In my December 20th post entitled Copy Cats, I included a link to an article on copyright as it applies to quilters written by Kathleen Bissett. You can read the article in its entirety here. With Ms. Bissett's permission, I will be quoting passages from this article in upcoming posts to illustrate some of the issues which hound me as a designer. Continuing on with the issue currently at hand, the Michigan quilt shop owner taught my New York Roundabout design at a well-known quilt retreat. In the widely distributed brochure, "her" beautiful quilt is given a position of prominence. Not only is it dead centre, it's the only workshop project pictured. And why is that? Because that quilt design is not only visually appealing, it is UNIQUE and sure to attract a good crowd of participants to the retreat who are tired of quilting the same old thing. Not only is the quilt pictured, but the owner is given a nice write-up on her quilting accomplishments. In her article, Ms. Bissett writes: "Since there was no reference to me or my pattern, the implication is that the artist is the designer." That's certainly the case here: everyone reading this brochure or attending the retreat believes that this shop owner designed this quilt herself including the retreat organizer; she was shocked when I contacted her to tell her otherwise.
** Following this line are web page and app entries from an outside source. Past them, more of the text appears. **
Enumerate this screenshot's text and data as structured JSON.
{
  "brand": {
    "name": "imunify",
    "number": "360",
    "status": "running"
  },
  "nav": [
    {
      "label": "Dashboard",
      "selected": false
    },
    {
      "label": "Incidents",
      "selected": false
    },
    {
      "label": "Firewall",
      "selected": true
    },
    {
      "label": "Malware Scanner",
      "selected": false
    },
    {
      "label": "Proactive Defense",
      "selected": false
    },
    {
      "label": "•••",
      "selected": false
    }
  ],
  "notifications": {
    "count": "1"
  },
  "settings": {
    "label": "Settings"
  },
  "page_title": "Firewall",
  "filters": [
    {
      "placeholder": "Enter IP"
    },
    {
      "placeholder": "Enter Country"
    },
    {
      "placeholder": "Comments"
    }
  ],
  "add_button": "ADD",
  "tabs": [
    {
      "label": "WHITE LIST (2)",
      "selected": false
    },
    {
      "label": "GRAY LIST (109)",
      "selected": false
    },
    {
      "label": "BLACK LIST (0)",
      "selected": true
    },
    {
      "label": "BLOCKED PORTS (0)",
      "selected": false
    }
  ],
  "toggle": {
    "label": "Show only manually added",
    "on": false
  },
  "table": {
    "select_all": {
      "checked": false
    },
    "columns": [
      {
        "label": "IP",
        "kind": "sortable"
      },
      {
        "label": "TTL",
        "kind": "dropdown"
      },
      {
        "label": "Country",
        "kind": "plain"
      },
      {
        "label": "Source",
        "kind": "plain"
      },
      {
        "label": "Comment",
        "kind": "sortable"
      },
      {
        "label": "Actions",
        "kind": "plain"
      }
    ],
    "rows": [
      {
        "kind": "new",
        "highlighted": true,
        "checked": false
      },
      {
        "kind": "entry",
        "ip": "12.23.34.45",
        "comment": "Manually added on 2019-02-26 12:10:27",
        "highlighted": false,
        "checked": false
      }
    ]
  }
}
Back home in Michigan, the shop owner continued to present workshops on the quilt. Again, with no reference to my original design, she assumes all credit. Financial gain aside, frankly one of the more rewarding aspects of what I do is the feedback I receive from quilters. Whose ego can't stand a little buoying from words like, "I never thought I could make something like this myself - thank you for your hard work." Sadly, those words all went to someone else...someone who did not deserve to hear them.
Sincerest thanks for all the comments, phone calls and emails of support...one of which contained this quote: "Speak the truth, even if your voice shakes."